We are social beings who thrive on healthy relationships. Understanding how to maximize the positive relationships and minimize the negative relationships is one of the keys to living a happy and fulfilling life.Positive relationships improve our overall well-being
Over the year’s studies have shown that people with more social support are happier, healthier and live longer. The physical presence of family and friends lowers our blood pressure, and having more relationships makes us more resistant to catching the common cold. Moreover, social connection has been linked to lower mortality rates. If we’ve got more social connections, we’re more likely to stay alive and kicking.
Positive relationships provide us support during tough times.
We all have our agonizing moments, it could be work-related, health-related, or family-related. These are the tough times where we need a supportive network of people to help us weather painful moments, they are the ones who can help us laugh a little harder, cry a little lesser and smile a lot more than usual.
Positive relationships produce 1+1=3 results.
It enables us to collaborate and co-create better solutions. The more we get along with someone, the better we are at collaborating and creating successful change. Human relationships thrive when individuals can combine their skills and talents, thoughts and perspectives, and effectively create something greater than the normal equation.
How do we build positive relationships?
Using E.A.R for building positive relationships.
E – Empathy

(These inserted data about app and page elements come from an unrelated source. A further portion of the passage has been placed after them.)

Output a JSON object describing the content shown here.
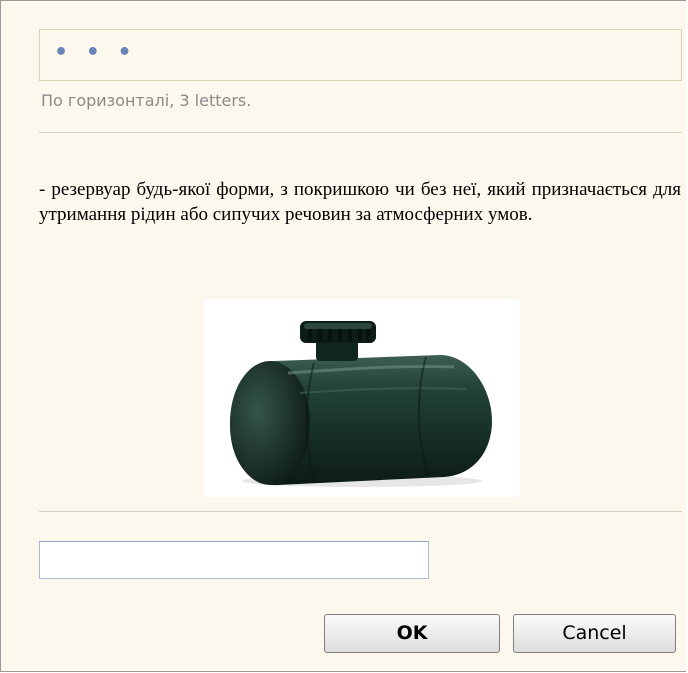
{
  "answer": {
    "pattern": "• • •"
  },
  "hint": {
    "text": "По горизонталі, 3 letters."
  },
  "clue": {
    "text": "- резервуар будь-якої форми, з покришкою чи без неї, який призначається для утримання рідин або сипучих речовин за атмосферних умов."
  },
  "illustration": {
    "subject": "tank-image",
    "body_color": "#1f3a30",
    "cap_color": "#101d18"
  },
  "input": {
    "value": "",
    "placeholder": ""
  },
  "buttons": {
    "ok_label": "OK",
    "cancel_label": "Cancel"
  },
  "colors": {
    "background": "#fdf8ee",
    "dots": "#6a84b8",
    "hint": "#8a8a8a"
  }
}
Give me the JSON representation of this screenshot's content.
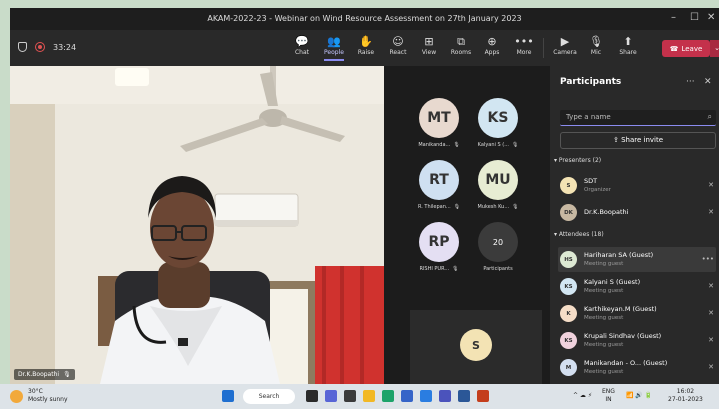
{
  "window": {
    "title": "AKAM-2022-23 - Webinar on Wind Resource Assessment on 27th January 2023",
    "minimize": "–",
    "maximize": "☐",
    "close": "✕"
  },
  "toolbar": {
    "timer": "33:24",
    "buttons": [
      {
        "label": "Chat",
        "icon": "💬"
      },
      {
        "label": "People",
        "icon": "👥"
      },
      {
        "label": "Raise",
        "icon": "✋"
      },
      {
        "label": "React",
        "icon": "☺"
      },
      {
        "label": "View",
        "icon": "⊞"
      },
      {
        "label": "Rooms",
        "icon": "⧉"
      },
      {
        "label": "Apps",
        "icon": "⊕"
      },
      {
        "label": "More",
        "icon": "•••"
      },
      {
        "label": "Camera",
        "icon": "▶"
      },
      {
        "label": "Mic",
        "icon": "🎙"
      },
      {
        "label": "Share",
        "icon": "⬆"
      }
    ],
    "leave_label": "Leave",
    "leave_icon": "☎",
    "leave_drop": "⌄",
    "accent_color": "#8b8cf0",
    "leave_color": "#c4314b"
  },
  "video": {
    "name": "Dr.K.Boopathi",
    "mic_icon": "🎙"
  },
  "tiles": [
    {
      "initials": "MT",
      "name": "Manikanda...",
      "color": "#e8d9cf"
    },
    {
      "initials": "KS",
      "name": "Kalyani S (...",
      "color": "#d2e6f2"
    },
    {
      "initials": "RT",
      "name": "R. Thilepan...",
      "color": "#cfe0f1"
    },
    {
      "initials": "MU",
      "name": "Mukesh Ku...",
      "color": "#e7ecd3"
    },
    {
      "initials": "RP",
      "name": "RISHI PUR...",
      "color": "#e4dff3"
    },
    {
      "initials": "20",
      "name": "Participants",
      "color": "#3b3b3b"
    }
  ],
  "my_tile": {
    "initials": "S",
    "color": "#f3e3b4"
  },
  "panel": {
    "title": "Participants",
    "more": "···",
    "close": "✕",
    "search_placeholder": "Type a name",
    "search_icon": "⌕",
    "share_invite": "Share invite",
    "share_icon": "⇪",
    "presenters_header": "▾ Presenters (2)",
    "attendees_header": "▾ Attendees (18)",
    "presenters": [
      {
        "initials": "S",
        "name": "SDT",
        "role": "Organizer",
        "color": "#f3e3b4"
      },
      {
        "initials": "DK",
        "name": "Dr.K.Boopathi",
        "role": "",
        "color": "#c7b8a2"
      }
    ],
    "attendees": [
      {
        "initials": "HS",
        "name": "Hariharan SA (Guest)",
        "role": "Meeting guest",
        "color": "#dde9d3",
        "extra": "•••"
      },
      {
        "initials": "KS",
        "name": "Kalyani S (Guest)",
        "role": "Meeting guest",
        "color": "#d2e6f2",
        "extra": ""
      },
      {
        "initials": "K",
        "name": "Karthikeyan.M (Guest)",
        "role": "Meeting guest",
        "color": "#f5ddc7",
        "extra": ""
      },
      {
        "initials": "KS",
        "name": "Krupali Sindhav (Guest)",
        "role": "Meeting guest",
        "color": "#f0d2dd",
        "extra": ""
      },
      {
        "initials": "M",
        "name": "Manikandan - O... (Guest)",
        "role": "Meeting guest",
        "color": "#d3dff0",
        "extra": ""
      }
    ],
    "mic_off_icon": "🎙̸"
  },
  "taskbar": {
    "temp": "30°C",
    "weather": "Mostly sunny",
    "search_label": "Search",
    "lang_top": "ENG",
    "lang_bottom": "IN",
    "time": "16:02",
    "date": "27-01-2023",
    "tray_icons": "^ ☁ ⚡",
    "net_icons": "📶 🔊 🔋"
  }
}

Empathy is the experience of understanding another person's thoughts, feelings, and needs from his/her point of view, rather than from one's personal view. It is a state of perceiving and relating to another person without blaming, giving advice, or trying to fix the situation.
A – Active listening
Active listening happens when we are genuinely interested in understanding what the other person is conveying. It involves paying attention, paraphrasing message, reflecting it back to the speaker for verification before responding with our own message. This “checking in” process is what distinguishes active listening and makes it valuable.
R – Respond appropriately
Sometimes it is not necessary to say very much at all in response. For example, when someone is telling us about their distresses, they probably just want us to listen in a way that shows them we care. We can respond by nodding our heads and acknowledging their pains.
Last of all, having positive relationships with family, friends and co-workers add different flavours to our lives and make our lives more satisfying. Having said that, even before we begin to develop positive relationships with others, we need to make sure that we are having a healthy relationship with ourselves.
Have a read of what our friends have to share from the talk on Building Positive Relationships!
“The talk was interesting and interactive. It helps individuals to reflect on the way we communicate with people. Additionally, I picked up some tips that I can bring to my workplace.” Shillina Phua, Wellness Instructor
“It provided me with guidance to build a positive relationship and how to bring about and create a long-lasting relationship.” Tan Zhi Ling, Babysitter
“Blythe is very friendly and full of knowledge. I believe that there is more that she can share with us if the session is longer.” Kasey Ang, Care Companion
Did this article resonate with what you are experiencing as a caregiver? Would you like to gain valuable insights from experts on how to manage what you're going through? The chance is here! We have partnered with the Association of Psychotherapists and Counselors Singapore (APACS) to conduct a lunchtime talk on What is Your Personality?, as well as a group counseling session on Babysitting. As both events are fully sponsored by CaregiverAsia, seats are limited. Reserve your seat by clicking the button below!